- Hungrybox loses set one and wins set two, winning the tournament: 24.1 percent
- Hungrybox loses set one and loses set two: 35.4 percent
Verdict: 65 percent (rounding up)
If the math is hard to follow spread through, I’ve put it all in once place below:
P(making it to WR32) * P(making it to WR16) * P*(making it WQF) * P(making it to WSF) * P(making it to WF) * P (making it to GF) * P (winning set one OR losing set one and winning set two)
(1.00) x (0.70) x (0.50) x ((0.33) x (0.70) x (0.28) x (0.65)
Total Verdict: 1.5 percent
When I reached that number, I paused because something felt off. Remember - this only accounts for two specific Hungrybox paths to victory: NOT potential loser’s run bracket runs or even situations where he loses in winner’s finals. They also don’t account for matchup volatility. Admittedly, that bothers me, but it’s pretty hard to fix this with a limited word count and with a limited model. Therefore, it's time to do something all great people do when they’re confused - pull something out of our asses.
I looked at the last 30 majors in total. Only three of them have been won by someone sent to the loser's side before grand finals: Mango at Smash Summit 11, Mango at The Big House 9, and Hungrybox at The Big House 7. I initially thought this was relatively favorable for Hungrybox, since one mega-loser’s run to victory from him out of thirty total majors didn’t sound so bad.
I looked at Hungrybox’s last 30 attended majors. Of them, he’s won two in a loser’s run that came before grand finals: Pound 2019 and Low Tide City 6. I initially thought this was relatively favorable for Hungrybox, since two out of thirty didn’t sound so bad. Then, I remembered that The Big House 7 was basically when the cavemen were around, not during an era where every top 100 player has been hardened by Uncle Punch and Slippi. Even a one in fifteen chance is overstating the likelihood of a major victory outside of the two scenarios drawn above.
It gets worse when you consider the truth: that the Hungrybox capable of making that type of run was at the precipice of a three-year reign at the world No. 1 spot. This is a very different Hungrybox than the one of today, who needs every break to go his way to recapture his former glory and return to the top of the mountain. If he’s sent to loser’s anytime before, it’s probably curtains.

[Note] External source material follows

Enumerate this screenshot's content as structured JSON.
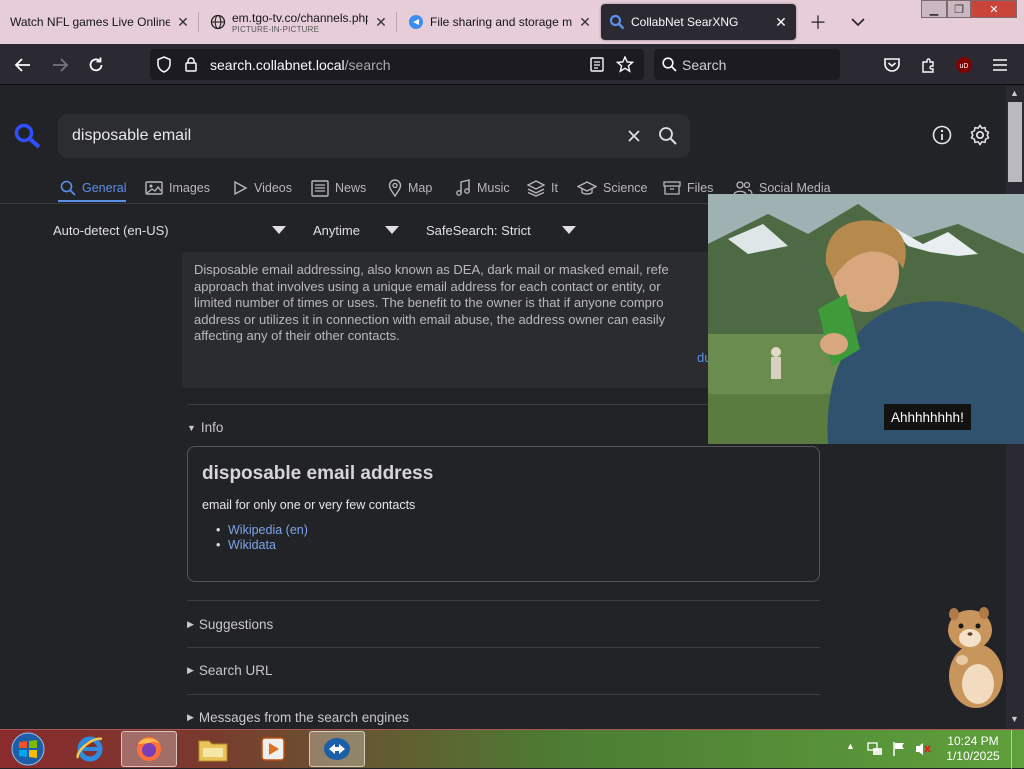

When I realized this, I knew that 1.5 percent was harsh, and yet not too far from the truth. It is Clutchbox though, so I’m going to round that up.
Gut Call: 2 percent
There are countless holes that you could notice in my “model.” It’s not a proper statistical analysis for many reasons. My estimations of head-to-head probability are entirely subjective and I fully expect my predictions to not pan out. But I’d like to explain why I’ve made an attempt to break down Hungrybox’s chances of winning Genesis, even knowing it would run into these flaws.
Melee’s a difficult game to follow and fully contextualize. We use information like head-to-heads, set histories, and tournament placements to make sense of what happens in our community, and yet they don’t really illustrate the depth of complexity of the game. What we have instead are stories; narratives that we create with numbers to share with others, spread excitement, and give stakes to each tournament. If my analysis is flawed, I accept that, but it’s my attempt to describe the task ahead of Hungrybox - and just how monumental it is.
Besides, crazier things have happened. To close 2021, iBDW won Smash Summit 12 by beating two of his hardest opponents in a row, after dropping a combined 17 consecutive sets vs. both of them. The likelihood of this specific bracket run was less than one percent.
So who knows? This Genesis could be Hungrybox’s sweetest first-place finish yet.
Writer // Anokh "Edwin Budding" Palakurthi
Graphics // Zack Kiesewetter
Editor // Austin "Plyff" Ryan